(PROBLEM) Repeat the records below exactly. Omit the pictures.

Records from a data source
*** Block opens ***

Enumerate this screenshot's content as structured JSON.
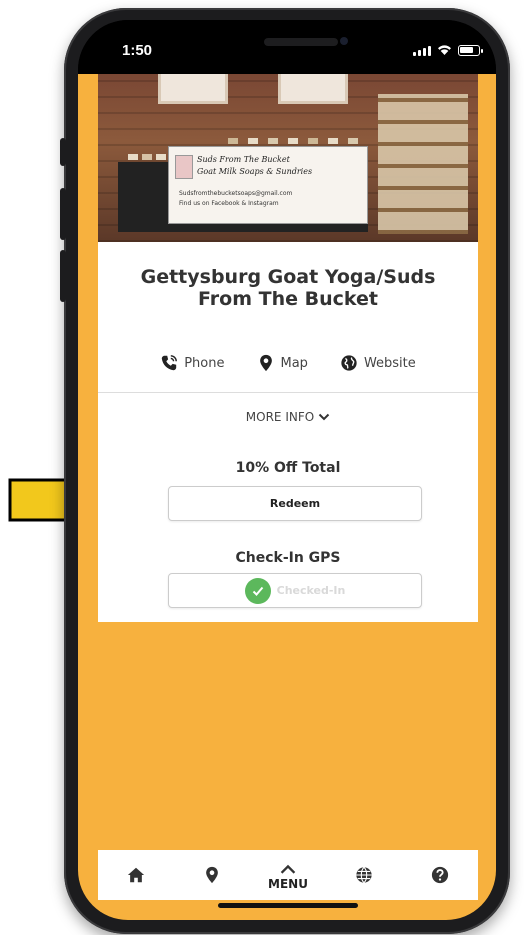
{
  "status_bar": {
    "time": "1:50"
  },
  "hero": {
    "sign_title": "Suds From The Bucket",
    "sign_subtitle": "Goat Milk Soaps & Sundries",
    "sign_email": "Sudsfromthebucketsoaps@gmail.com",
    "sign_social": "Find us on Facebook & Instagram"
  },
  "listing": {
    "title": "Gettysburg Goat Yoga/Suds From The Bucket",
    "actions": [
      {
        "label": "Phone",
        "icon": "phone-icon"
      },
      {
        "label": "Map",
        "icon": "map-marker-icon"
      },
      {
        "label": "Website",
        "icon": "globe-icon"
      }
    ],
    "more_info": "MORE INFO"
  },
  "offer": {
    "title": "10% Off Total",
    "button_label": "Redeem"
  },
  "checkin": {
    "title": "Check-In GPS",
    "status_label": "Checked-In"
  },
  "bottom_nav": {
    "menu_label": "MENU",
    "items": [
      "home-icon",
      "map-marker-icon",
      "menu",
      "globe-icon",
      "help-icon"
    ]
  },
  "colors": {
    "background": "#f7b13e",
    "arrow": "#f2c81c",
    "check": "#5cb85c"
  }
}
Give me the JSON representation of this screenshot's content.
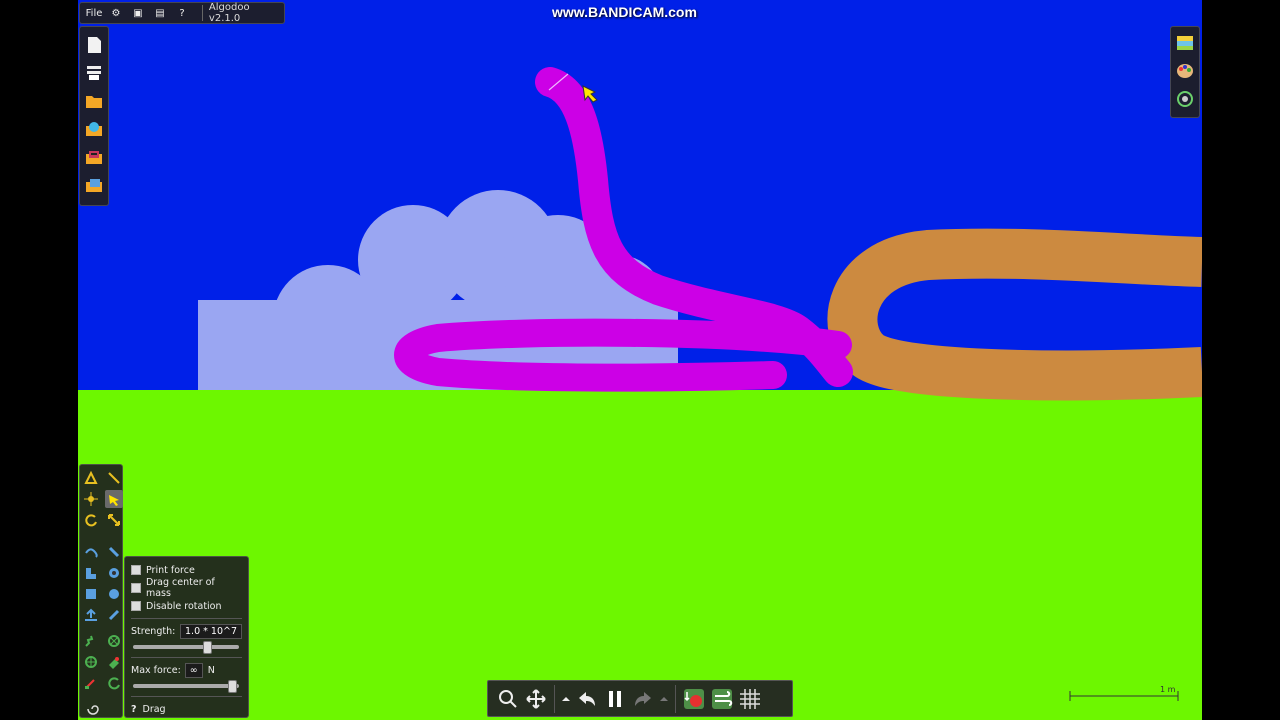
{
  "app": {
    "title": "Algodoo v2.1.0",
    "file_menu": "File",
    "watermark": "www.BANDICAM.com"
  },
  "colors": {
    "sky": "#0020E8",
    "ground": "#6DF700",
    "cloud": "#9AA6F2",
    "snake": "#CC00E6",
    "rope": "#CC8A40"
  },
  "left_toolbar_top": [
    {
      "name": "new-scene-icon"
    },
    {
      "name": "scene-settings-icon"
    },
    {
      "name": "open-folder-icon"
    },
    {
      "name": "browse-scenes-icon"
    },
    {
      "name": "phunlets-icon"
    },
    {
      "name": "save-folder-icon"
    }
  ],
  "right_toolbar": [
    {
      "name": "background-icon"
    },
    {
      "name": "palette-icon"
    },
    {
      "name": "skin-icon"
    }
  ],
  "drag_options": {
    "print_force": "Print force",
    "drag_center": "Drag center of mass",
    "disable_rotation": "Disable rotation",
    "strength_label": "Strength:",
    "strength_value": "1.0 * 10^7",
    "maxforce_label": "Max force:",
    "maxforce_value": "∞",
    "maxforce_unit": "N",
    "tool_name": "Drag",
    "help": "?",
    "strength_slider": 0.72,
    "maxforce_slider": 0.98
  },
  "scale": {
    "label": "1 m"
  },
  "bottom_toolbar": [
    {
      "name": "zoom-icon"
    },
    {
      "name": "move-icon"
    },
    {
      "name": "undo-dropdown-icon"
    },
    {
      "name": "undo-icon"
    },
    {
      "name": "pause-icon"
    },
    {
      "name": "redo-icon"
    },
    {
      "name": "redo-dropdown-icon"
    },
    {
      "name": "gravity-icon"
    },
    {
      "name": "air-friction-icon"
    },
    {
      "name": "grid-icon"
    }
  ]
}
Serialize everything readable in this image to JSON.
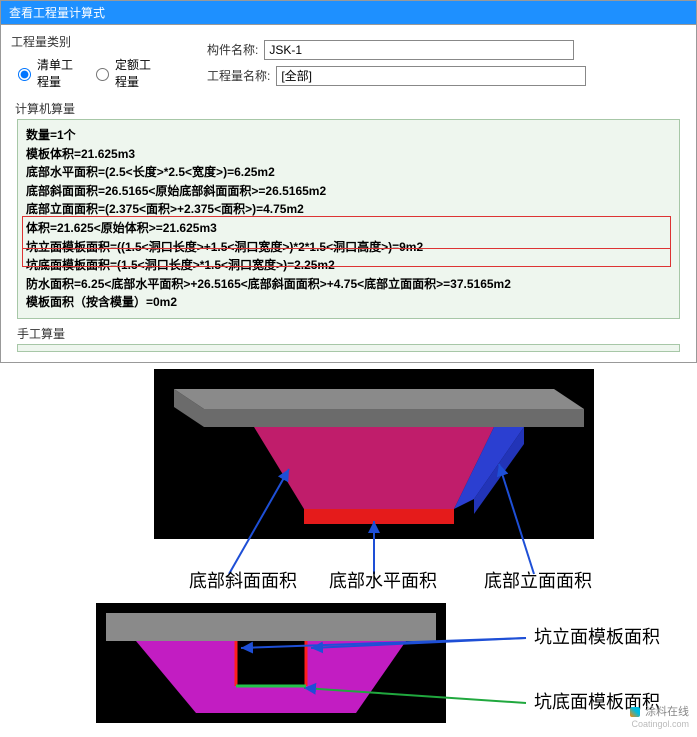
{
  "window": {
    "title": "查看工程量计算式"
  },
  "header": {
    "qtyTypeLabel": "工程量类别",
    "radio1": "清单工程量",
    "radio2": "定额工程量",
    "fieldLabels": {
      "component": "构件名称:",
      "project": "工程量名称:"
    },
    "fieldValues": {
      "component": "JSK-1",
      "project": "[全部]"
    }
  },
  "sections": {
    "calcTitle": "计算机算量",
    "handTitle": "手工算量"
  },
  "calc": {
    "lines": [
      "数量=1个",
      "模板体积=21.625m3",
      "底部水平面积=(2.5<长度>*2.5<宽度>)=6.25m2",
      "底部斜面面积=26.5165<原始底部斜面面积>=26.5165m2",
      "底部立面面积=(2.375<面积>+2.375<面积>)=4.75m2",
      "体积=21.625<原始体积>=21.625m3",
      "坑立面模板面积=((1.5<洞口长度>+1.5<洞口宽度>)*2*1.5<洞口高度>)=9m2",
      "坑底面模板面积=(1.5<洞口长度>*1.5<洞口宽度>)=2.25m2",
      "防水面积=6.25<底部水平面积>+26.5165<底部斜面面积>+4.75<底部立面面积>=37.5165m2",
      "模板面积（按含模量）=0m2"
    ]
  },
  "diagram1": {
    "labels": {
      "slant": "底部斜面面积",
      "horiz": "底部水平面积",
      "vert": "底部立面面积"
    }
  },
  "diagram2": {
    "labels": {
      "side": "坑立面模板面积",
      "bottom": "坑底面模板面积"
    }
  },
  "watermark": "涂料在线",
  "watermark_url": "Coatingol.com"
}
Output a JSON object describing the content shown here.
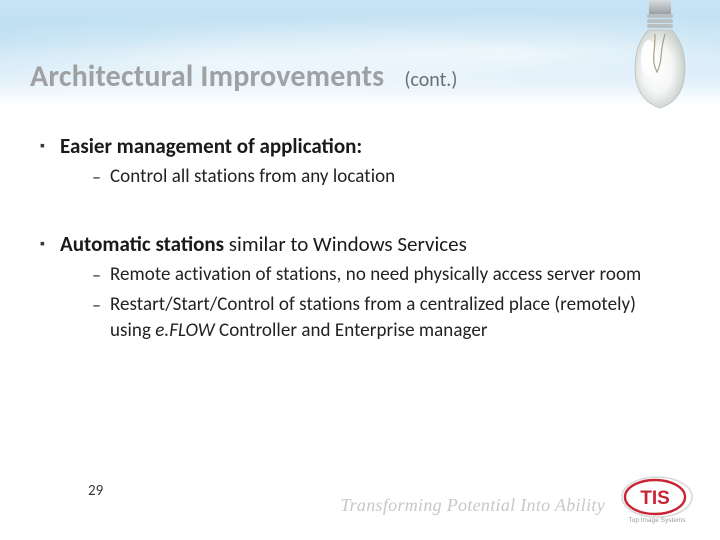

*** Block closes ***

(WORKED SOLUTION)
Enumerate this screenshot's content as structured JSON.
{
  "status_bar": {
    "time": "1:50"
  },
  "hero": {
    "sign_title": "Suds From The Bucket",
    "sign_subtitle": "Goat Milk Soaps & Sundries",
    "sign_email": "Sudsfromthebucketsoaps@gmail.com",
    "sign_social": "Find us on Facebook & Instagram"
  },
  "listing": {
    "title": "Gettysburg Goat Yoga/Suds From The Bucket",
    "actions": [
      {
        "label": "Phone",
        "icon": "phone-icon"
      },
      {
        "label": "Map",
        "icon": "map-marker-icon"
      },
      {
        "label": "Website",
        "icon": "globe-icon"
      }
    ],
    "more_info": "MORE INFO"
  },
  "offer": {
    "title": "10% Off Total",
    "button_label": "Redeem"
  },
  "checkin": {
    "title": "Check-In GPS",
    "status_label": "Checked-In"
  },
  "bottom_nav": {
    "menu_label": "MENU",
    "items": [
      "home-icon",
      "map-marker-icon",
      "menu",
      "globe-icon",
      "help-icon"
    ]
  },
  "colors": {
    "background": "#f7b13e",
    "arrow": "#f2c81c",
    "check": "#5cb85c"
  }
}
Give me the JSON representation of this screenshot's content.
{
  "app": {
    "title": "Algodoo v2.1.0",
    "file_menu": "File",
    "watermark": "www.BANDICAM.com"
  },
  "colors": {
    "sky": "#0020E8",
    "ground": "#6DF700",
    "cloud": "#9AA6F2",
    "snake": "#CC00E6",
    "rope": "#CC8A40"
  },
  "left_toolbar_top": [
    {
      "name": "new-scene-icon"
    },
    {
      "name": "scene-settings-icon"
    },
    {
      "name": "open-folder-icon"
    },
    {
      "name": "browse-scenes-icon"
    },
    {
      "name": "phunlets-icon"
    },
    {
      "name": "save-folder-icon"
    }
  ],
  "right_toolbar": [
    {
      "name": "background-icon"
    },
    {
      "name": "palette-icon"
    },
    {
      "name": "skin-icon"
    }
  ],
  "drag_options": {
    "print_force": "Print force",
    "drag_center": "Drag center of mass",
    "disable_rotation": "Disable rotation",
    "strength_label": "Strength:",
    "strength_value": "1.0 * 10^7",
    "maxforce_label": "Max force:",
    "maxforce_value": "∞",
    "maxforce_unit": "N",
    "tool_name": "Drag",
    "help": "?",
    "strength_slider": 0.72,
    "maxforce_slider": 0.98
  },
  "scale": {
    "label": "1 m"
  },
  "bottom_toolbar": [
    {
      "name": "zoom-icon"
    },
    {
      "name": "move-icon"
    },
    {
      "name": "undo-dropdown-icon"
    },
    {
      "name": "undo-icon"
    },
    {
      "name": "pause-icon"
    },
    {
      "name": "redo-icon"
    },
    {
      "name": "redo-dropdown-icon"
    },
    {
      "name": "gravity-icon"
    },
    {
      "name": "air-friction-icon"
    },
    {
      "name": "grid-icon"
    }
  ]
}
Serialize everything readable in this image to JSON.
{
  "window": {
    "title": "查看工程量计算式"
  },
  "header": {
    "qtyTypeLabel": "工程量类别",
    "radio1": "清单工程量",
    "radio2": "定额工程量",
    "fieldLabels": {
      "component": "构件名称:",
      "project": "工程量名称:"
    },
    "fieldValues": {
      "component": "JSK-1",
      "project": "[全部]"
    }
  },
  "sections": {
    "calcTitle": "计算机算量",
    "handTitle": "手工算量"
  },
  "calc": {
    "lines": [
      "数量=1个",
      "模板体积=21.625m3",
      "底部水平面积=(2.5<长度>*2.5<宽度>)=6.25m2",
      "底部斜面面积=26.5165<原始底部斜面面积>=26.5165m2",
      "底部立面面积=(2.375<面积>+2.375<面积>)=4.75m2",
      "体积=21.625<原始体积>=21.625m3",
      "坑立面模板面积=((1.5<洞口长度>+1.5<洞口宽度>)*2*1.5<洞口高度>)=9m2",
      "坑底面模板面积=(1.5<洞口长度>*1.5<洞口宽度>)=2.25m2",
      "防水面积=6.25<底部水平面积>+26.5165<底部斜面面积>+4.75<底部立面面积>=37.5165m2",
      "模板面积（按含模量）=0m2"
    ]
  },
  "diagram1": {
    "labels": {
      "slant": "底部斜面面积",
      "horiz": "底部水平面积",
      "vert": "底部立面面积"
    }
  },
  "diagram2": {
    "labels": {
      "side": "坑立面模板面积",
      "bottom": "坑底面模板面积"
    }
  },
  "watermark": "涂料在线",
  "watermark_url": "Coatingol.com"
}
Output a JSON object describing the content shown here.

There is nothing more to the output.